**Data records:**
*** Block opens ***

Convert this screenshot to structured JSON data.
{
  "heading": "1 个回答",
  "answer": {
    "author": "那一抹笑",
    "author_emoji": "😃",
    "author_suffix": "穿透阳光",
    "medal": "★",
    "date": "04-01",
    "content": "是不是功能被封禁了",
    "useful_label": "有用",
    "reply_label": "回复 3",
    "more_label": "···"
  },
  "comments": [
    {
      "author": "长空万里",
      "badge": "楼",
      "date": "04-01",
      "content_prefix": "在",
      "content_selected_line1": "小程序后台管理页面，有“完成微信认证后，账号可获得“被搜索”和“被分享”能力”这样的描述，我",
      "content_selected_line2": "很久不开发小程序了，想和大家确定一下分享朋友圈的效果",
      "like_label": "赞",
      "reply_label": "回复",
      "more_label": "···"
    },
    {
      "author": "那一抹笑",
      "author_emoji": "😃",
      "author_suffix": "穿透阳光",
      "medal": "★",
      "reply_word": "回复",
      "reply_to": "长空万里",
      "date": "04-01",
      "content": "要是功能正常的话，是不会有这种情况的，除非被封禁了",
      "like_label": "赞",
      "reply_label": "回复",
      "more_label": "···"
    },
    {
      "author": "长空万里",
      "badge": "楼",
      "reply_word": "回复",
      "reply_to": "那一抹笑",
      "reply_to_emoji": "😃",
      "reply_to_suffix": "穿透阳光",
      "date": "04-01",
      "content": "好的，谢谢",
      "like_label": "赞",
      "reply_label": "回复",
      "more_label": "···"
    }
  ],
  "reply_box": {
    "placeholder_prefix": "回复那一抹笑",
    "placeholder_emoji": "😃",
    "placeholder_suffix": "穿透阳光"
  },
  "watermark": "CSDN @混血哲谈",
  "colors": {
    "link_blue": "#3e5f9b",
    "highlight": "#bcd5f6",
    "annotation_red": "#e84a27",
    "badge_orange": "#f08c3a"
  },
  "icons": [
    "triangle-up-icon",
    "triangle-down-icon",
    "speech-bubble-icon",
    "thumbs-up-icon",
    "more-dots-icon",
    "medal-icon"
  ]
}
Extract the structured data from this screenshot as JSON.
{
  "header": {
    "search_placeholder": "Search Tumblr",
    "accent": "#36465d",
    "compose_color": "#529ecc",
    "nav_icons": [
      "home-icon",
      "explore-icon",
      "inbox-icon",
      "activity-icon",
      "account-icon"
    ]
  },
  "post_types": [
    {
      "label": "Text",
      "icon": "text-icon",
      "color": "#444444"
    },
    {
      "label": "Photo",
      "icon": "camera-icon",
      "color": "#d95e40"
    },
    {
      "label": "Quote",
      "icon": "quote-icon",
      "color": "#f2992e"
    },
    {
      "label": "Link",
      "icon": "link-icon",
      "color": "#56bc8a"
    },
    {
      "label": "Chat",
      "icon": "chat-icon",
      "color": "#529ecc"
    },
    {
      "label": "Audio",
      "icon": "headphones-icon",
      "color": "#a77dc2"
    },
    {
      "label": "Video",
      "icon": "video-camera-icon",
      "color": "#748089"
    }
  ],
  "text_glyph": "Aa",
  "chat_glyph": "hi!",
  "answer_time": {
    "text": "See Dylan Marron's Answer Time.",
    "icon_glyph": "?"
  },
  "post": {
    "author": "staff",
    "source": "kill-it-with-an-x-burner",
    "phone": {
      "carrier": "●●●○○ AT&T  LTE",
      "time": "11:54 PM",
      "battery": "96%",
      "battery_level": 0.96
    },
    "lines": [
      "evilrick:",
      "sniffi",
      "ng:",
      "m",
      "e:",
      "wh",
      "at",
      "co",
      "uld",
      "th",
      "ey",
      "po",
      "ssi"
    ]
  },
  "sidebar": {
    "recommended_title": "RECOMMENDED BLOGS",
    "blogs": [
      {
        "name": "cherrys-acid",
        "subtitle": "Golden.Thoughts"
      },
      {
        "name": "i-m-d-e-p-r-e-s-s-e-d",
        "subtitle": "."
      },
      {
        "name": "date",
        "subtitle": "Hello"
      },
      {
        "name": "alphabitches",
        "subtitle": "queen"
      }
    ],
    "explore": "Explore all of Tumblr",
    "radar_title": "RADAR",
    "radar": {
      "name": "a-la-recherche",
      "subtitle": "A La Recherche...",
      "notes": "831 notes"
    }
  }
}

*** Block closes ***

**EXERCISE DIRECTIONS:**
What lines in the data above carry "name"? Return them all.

**SOLUTION FOR THIS PROBLEM:**
        "name": "cherrys-acid",
        "name": "i-m-d-e-p-r-e-s-s-e-d",
        "name": "date",
        "name": "alphabitches",
      "name": "a-la-recherche",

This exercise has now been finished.